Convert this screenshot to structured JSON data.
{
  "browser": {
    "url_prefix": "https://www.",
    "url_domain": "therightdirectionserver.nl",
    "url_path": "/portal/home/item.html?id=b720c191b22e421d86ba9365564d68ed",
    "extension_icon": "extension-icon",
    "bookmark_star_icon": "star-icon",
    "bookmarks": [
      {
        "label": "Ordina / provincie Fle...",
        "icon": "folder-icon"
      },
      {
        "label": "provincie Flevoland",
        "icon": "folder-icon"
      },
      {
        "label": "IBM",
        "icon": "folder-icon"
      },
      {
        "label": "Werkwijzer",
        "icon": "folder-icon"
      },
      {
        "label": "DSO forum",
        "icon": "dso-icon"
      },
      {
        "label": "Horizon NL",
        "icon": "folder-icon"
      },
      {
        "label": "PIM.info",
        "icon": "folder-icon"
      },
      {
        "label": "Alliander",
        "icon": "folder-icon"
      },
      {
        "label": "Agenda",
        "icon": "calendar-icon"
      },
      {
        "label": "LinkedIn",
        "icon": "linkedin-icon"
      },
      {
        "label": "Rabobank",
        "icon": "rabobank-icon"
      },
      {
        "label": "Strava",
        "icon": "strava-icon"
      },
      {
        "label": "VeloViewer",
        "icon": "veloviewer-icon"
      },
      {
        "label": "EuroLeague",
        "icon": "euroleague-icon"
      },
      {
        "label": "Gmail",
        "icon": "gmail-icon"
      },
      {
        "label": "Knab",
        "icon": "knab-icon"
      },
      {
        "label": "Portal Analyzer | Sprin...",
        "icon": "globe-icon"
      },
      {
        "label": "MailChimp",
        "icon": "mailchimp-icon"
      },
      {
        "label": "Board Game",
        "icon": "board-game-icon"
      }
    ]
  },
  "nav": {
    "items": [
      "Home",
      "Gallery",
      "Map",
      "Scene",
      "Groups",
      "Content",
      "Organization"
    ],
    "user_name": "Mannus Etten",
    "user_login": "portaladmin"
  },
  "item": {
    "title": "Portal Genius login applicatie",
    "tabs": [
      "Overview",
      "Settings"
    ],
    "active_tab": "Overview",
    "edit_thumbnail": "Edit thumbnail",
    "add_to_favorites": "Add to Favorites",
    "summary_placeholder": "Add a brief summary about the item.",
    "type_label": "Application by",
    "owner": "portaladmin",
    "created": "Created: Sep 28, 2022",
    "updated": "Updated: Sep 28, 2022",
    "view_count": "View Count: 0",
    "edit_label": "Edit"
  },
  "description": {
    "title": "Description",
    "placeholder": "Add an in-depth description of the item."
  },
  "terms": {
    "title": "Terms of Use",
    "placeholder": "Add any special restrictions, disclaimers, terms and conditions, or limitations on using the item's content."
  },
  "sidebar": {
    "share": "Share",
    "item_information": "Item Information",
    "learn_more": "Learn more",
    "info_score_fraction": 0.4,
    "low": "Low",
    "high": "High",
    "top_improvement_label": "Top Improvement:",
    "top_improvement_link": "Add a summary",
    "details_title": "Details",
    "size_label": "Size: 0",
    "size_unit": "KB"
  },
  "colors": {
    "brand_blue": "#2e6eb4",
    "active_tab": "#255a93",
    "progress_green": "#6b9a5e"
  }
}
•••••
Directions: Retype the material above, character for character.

Answer to this problem:
Convert this screenshot to structured JSON data.
{
  "browser": {
    "url_prefix": "https://www.",
    "url_domain": "therightdirectionserver.nl",
    "url_path": "/portal/home/item.html?id=b720c191b22e421d86ba9365564d68ed",
    "extension_icon": "extension-icon",
    "bookmark_star_icon": "star-icon",
    "bookmarks": [
      {
        "label": "Ordina / provincie Fle...",
        "icon": "folder-icon"
      },
      {
        "label": "provincie Flevoland",
        "icon": "folder-icon"
      },
      {
        "label": "IBM",
        "icon": "folder-icon"
      },
      {
        "label": "Werkwijzer",
        "icon": "folder-icon"
      },
      {
        "label": "DSO forum",
        "icon": "dso-icon"
      },
      {
        "label": "Horizon NL",
        "icon": "folder-icon"
      },
      {
        "label": "PIM.info",
        "icon": "folder-icon"
      },
      {
        "label": "Alliander",
        "icon": "folder-icon"
      },
      {
        "label": "Agenda",
        "icon": "calendar-icon"
      },
      {
        "label": "LinkedIn",
        "icon": "linkedin-icon"
      },
      {
        "label": "Rabobank",
        "icon": "rabobank-icon"
      },
      {
        "label": "Strava",
        "icon": "strava-icon"
      },
      {
        "label": "VeloViewer",
        "icon": "veloviewer-icon"
      },
      {
        "label": "EuroLeague",
        "icon": "euroleague-icon"
      },
      {
        "label": "Gmail",
        "icon": "gmail-icon"
      },
      {
        "label": "Knab",
        "icon": "knab-icon"
      },
      {
        "label": "Portal Analyzer | Sprin...",
        "icon": "globe-icon"
      },
      {
        "label": "MailChimp",
        "icon": "mailchimp-icon"
      },
      {
        "label": "Board Game",
        "icon": "board-game-icon"
      }
    ]
  },
  "nav": {
    "items": [
      "Home",
      "Gallery",
      "Map",
      "Scene",
      "Groups",
      "Content",
      "Organization"
    ],
    "user_name": "Mannus Etten",
    "user_login": "portaladmin"
  },
  "item": {
    "title": "Portal Genius login applicatie",
    "tabs": [
      "Overview",
      "Settings"
    ],
    "active_tab": "Overview",
    "edit_thumbnail": "Edit thumbnail",
    "add_to_favorites": "Add to Favorites",
    "summary_placeholder": "Add a brief summary about the item.",
    "type_label": "Application by",
    "owner": "portaladmin",
    "created": "Created: Sep 28, 2022",
    "updated": "Updated: Sep 28, 2022",
    "view_count": "View Count: 0",
    "edit_label": "Edit"
  },
  "description": {
    "title": "Description",
    "placeholder": "Add an in-depth description of the item."
  },
  "terms": {
    "title": "Terms of Use",
    "placeholder": "Add any special restrictions, disclaimers, terms and conditions, or limitations on using the item's content."
  },
  "sidebar": {
    "share": "Share",
    "item_information": "Item Information",
    "learn_more": "Learn more",
    "info_score_fraction": 0.4,
    "low": "Low",
    "high": "High",
    "top_improvement_label": "Top Improvement:",
    "top_improvement_link": "Add a summary",
    "details_title": "Details",
    "size_label": "Size: 0",
    "size_unit": "KB"
  },
  "colors": {
    "brand_blue": "#2e6eb4",
    "active_tab": "#255a93",
    "progress_green": "#6b9a5e"
  }
}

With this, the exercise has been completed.